=== Section Start ===

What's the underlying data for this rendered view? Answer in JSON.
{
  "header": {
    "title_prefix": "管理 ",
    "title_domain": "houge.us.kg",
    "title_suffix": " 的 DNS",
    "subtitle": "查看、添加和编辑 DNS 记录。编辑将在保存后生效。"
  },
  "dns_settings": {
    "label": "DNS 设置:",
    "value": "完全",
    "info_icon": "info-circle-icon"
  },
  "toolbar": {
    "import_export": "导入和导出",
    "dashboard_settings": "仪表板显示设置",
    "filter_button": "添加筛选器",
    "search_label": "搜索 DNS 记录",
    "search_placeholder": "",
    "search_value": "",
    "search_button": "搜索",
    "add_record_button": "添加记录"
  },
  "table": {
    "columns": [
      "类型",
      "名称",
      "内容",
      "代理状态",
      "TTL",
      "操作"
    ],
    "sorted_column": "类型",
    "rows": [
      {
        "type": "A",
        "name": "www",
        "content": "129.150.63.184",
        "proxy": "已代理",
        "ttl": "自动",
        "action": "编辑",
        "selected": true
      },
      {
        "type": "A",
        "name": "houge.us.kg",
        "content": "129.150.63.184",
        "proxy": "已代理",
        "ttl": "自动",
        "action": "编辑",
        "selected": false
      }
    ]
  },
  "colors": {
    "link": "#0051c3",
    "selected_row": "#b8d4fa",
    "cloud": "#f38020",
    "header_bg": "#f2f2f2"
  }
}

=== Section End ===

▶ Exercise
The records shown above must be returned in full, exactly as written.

▶ Your response
What's the underlying data for this rendered view? Answer in JSON.
{
  "header": {
    "title_prefix": "管理 ",
    "title_domain": "houge.us.kg",
    "title_suffix": " 的 DNS",
    "subtitle": "查看、添加和编辑 DNS 记录。编辑将在保存后生效。"
  },
  "dns_settings": {
    "label": "DNS 设置:",
    "value": "完全",
    "info_icon": "info-circle-icon"
  },
  "toolbar": {
    "import_export": "导入和导出",
    "dashboard_settings": "仪表板显示设置",
    "filter_button": "添加筛选器",
    "search_label": "搜索 DNS 记录",
    "search_placeholder": "",
    "search_value": "",
    "search_button": "搜索",
    "add_record_button": "添加记录"
  },
  "table": {
    "columns": [
      "类型",
      "名称",
      "内容",
      "代理状态",
      "TTL",
      "操作"
    ],
    "sorted_column": "类型",
    "rows": [
      {
        "type": "A",
        "name": "www",
        "content": "129.150.63.184",
        "proxy": "已代理",
        "ttl": "自动",
        "action": "编辑",
        "selected": true
      },
      {
        "type": "A",
        "name": "houge.us.kg",
        "content": "129.150.63.184",
        "proxy": "已代理",
        "ttl": "自动",
        "action": "编辑",
        "selected": false
      }
    ]
  },
  "colors": {
    "link": "#0051c3",
    "selected_row": "#b8d4fa",
    "cloud": "#f38020",
    "header_bg": "#f2f2f2"
  }
}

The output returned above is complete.